Alabaster. Alabaster was a project in which about a dozen authors contributed dialogue based on a premise and conversation structure that I provided.
I had intended it to be a conversation with a single character, Snow White; though no plan survives contact with the enemy, and one of the participants wrote in the existence of a second character, which necessitated quite an irritating amount of extra coding after I thought I’d provided myself with a neatly contained project.
The form of collaboration was as follows: I would post a build of the game, potential authors would download and play it, and then when they hit a moment where they wanted to ask or tell the character something that had not been accounted for, they could draft a new piece of dialogue for that spot themselves, and the game would automatically generate the source code for this dialogue, which they could mail to me. Every day or two, I recompiled the project with the latest source code and posted it again.
This iterative approach meant that there was no convenient way for an author to write many consecutive lines of dialogue. Instead, each author was constrained to create just a little more content at the edges of the story. Some authors found this frustrating, but I think in this particular case it may have been helpful: it meant that there was a natural constraint that kept the tree of content growing evenly, rather than allowing it to send off energetic runners in any direction. It also encouraged authors to explore and build on one another’s work, since building only upon their own would be a fairly limiting experience.
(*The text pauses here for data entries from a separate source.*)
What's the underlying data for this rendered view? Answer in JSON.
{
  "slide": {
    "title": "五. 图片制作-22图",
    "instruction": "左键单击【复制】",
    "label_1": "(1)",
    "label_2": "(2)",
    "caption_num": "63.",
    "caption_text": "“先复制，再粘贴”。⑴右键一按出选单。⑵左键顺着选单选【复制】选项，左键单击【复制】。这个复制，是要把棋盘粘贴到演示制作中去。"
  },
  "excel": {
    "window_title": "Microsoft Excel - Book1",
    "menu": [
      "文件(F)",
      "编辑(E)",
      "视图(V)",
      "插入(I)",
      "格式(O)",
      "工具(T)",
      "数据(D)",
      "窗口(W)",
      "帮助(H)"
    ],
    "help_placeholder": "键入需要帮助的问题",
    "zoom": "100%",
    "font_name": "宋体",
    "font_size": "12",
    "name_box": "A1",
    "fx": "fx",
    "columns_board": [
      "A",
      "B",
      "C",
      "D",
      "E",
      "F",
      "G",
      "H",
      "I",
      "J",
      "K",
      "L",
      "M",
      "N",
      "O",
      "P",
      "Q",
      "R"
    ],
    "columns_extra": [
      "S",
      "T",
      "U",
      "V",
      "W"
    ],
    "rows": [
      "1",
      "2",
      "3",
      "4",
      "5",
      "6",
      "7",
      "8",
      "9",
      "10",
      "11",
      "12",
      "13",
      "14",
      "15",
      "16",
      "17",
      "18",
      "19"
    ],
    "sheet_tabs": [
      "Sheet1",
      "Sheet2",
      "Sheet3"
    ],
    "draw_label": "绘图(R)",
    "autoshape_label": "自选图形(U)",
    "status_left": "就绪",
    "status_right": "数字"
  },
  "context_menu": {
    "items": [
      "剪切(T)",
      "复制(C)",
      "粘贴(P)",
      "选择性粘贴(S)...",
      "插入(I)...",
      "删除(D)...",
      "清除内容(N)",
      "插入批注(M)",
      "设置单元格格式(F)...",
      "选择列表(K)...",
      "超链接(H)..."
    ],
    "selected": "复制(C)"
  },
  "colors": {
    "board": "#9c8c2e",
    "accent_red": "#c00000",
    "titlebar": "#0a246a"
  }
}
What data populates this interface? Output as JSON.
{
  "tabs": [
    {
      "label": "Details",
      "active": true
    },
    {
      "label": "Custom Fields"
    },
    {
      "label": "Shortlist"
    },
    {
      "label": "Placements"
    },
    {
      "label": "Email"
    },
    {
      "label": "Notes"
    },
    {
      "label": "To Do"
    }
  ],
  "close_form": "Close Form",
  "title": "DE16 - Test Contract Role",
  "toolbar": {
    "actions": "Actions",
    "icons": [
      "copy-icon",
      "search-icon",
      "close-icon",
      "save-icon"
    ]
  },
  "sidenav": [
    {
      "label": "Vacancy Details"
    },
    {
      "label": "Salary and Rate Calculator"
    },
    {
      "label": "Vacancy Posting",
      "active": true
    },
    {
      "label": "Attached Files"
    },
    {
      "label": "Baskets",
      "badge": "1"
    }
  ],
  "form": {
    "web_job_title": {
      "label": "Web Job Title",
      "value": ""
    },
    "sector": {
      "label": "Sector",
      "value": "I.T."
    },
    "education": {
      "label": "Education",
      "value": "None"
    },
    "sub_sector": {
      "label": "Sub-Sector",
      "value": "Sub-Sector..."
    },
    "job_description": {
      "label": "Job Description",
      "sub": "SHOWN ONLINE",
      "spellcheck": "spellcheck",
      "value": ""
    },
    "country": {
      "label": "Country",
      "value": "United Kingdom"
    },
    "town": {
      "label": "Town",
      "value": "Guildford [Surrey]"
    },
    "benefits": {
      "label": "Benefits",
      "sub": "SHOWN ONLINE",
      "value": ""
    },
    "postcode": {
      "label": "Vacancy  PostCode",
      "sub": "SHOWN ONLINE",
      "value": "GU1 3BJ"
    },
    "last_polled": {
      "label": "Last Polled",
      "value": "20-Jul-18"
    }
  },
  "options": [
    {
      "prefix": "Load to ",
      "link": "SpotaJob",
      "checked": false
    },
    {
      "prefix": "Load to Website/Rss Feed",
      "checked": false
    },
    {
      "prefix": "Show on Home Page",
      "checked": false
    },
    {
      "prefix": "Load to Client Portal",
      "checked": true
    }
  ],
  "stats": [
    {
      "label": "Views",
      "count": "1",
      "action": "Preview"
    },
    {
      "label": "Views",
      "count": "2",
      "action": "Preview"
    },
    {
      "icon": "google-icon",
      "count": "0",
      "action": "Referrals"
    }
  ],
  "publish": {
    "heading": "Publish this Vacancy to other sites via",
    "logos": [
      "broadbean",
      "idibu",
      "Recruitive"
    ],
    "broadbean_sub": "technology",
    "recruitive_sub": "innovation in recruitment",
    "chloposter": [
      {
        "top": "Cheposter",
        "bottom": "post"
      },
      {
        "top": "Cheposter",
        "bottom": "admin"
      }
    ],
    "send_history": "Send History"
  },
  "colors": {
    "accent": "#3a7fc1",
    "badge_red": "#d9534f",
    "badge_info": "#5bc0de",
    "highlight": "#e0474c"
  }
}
Where the Water Tastes Like Wine. This piece invited writing from many authors in order to create a story about the multiple voices and varied experiences in the history of America. For all of the major characters, there was one author per character; we were each given a structure to write for, which worked as a series of micro-prompts.
Cragne Manor. Perhaps the most structurally ambitious of all the projects documented here, Cragne Manor incorporates not just text but actual code contributed by most of its authors. (Some of the 84 participants submitted text and a specification for their rooms instead, which the editors of Cragne then devotedly turned into something playable.)
There are also quite a few projects in this space that were intended playfully, more for the social amusement of the participants than for the benefit of future readers. The IF Whispers series are exquisite corpse-style games where the participants built on each other’s work without being able to see all the rest of the game. Pick Up the Phone Booth and Aisle was written on a group vacation, as another distraction alongside board games and barbecuing.
I recognize quite a bit of this quality in The Unknown: it’s partly documenting a social phenomenon, consisting of the friendship of the authors, and their connection to the various people who invited them to come and give readings, as well as other individuals who eventually wrote to them or responded to the work.
There is something about this which I find both attractive and distancing at the same time. Distancing, because such a document comes to resemble an aged high school yearbook, recording interpersonal minutiae mostly interesting to the participants. But attractive, also, because it captures accurately the way that authorship and art are not always solitary enterprises, but activities undertaken playfully and socially, as a way of bouncing ideas off colleagues who share your interests and concerns.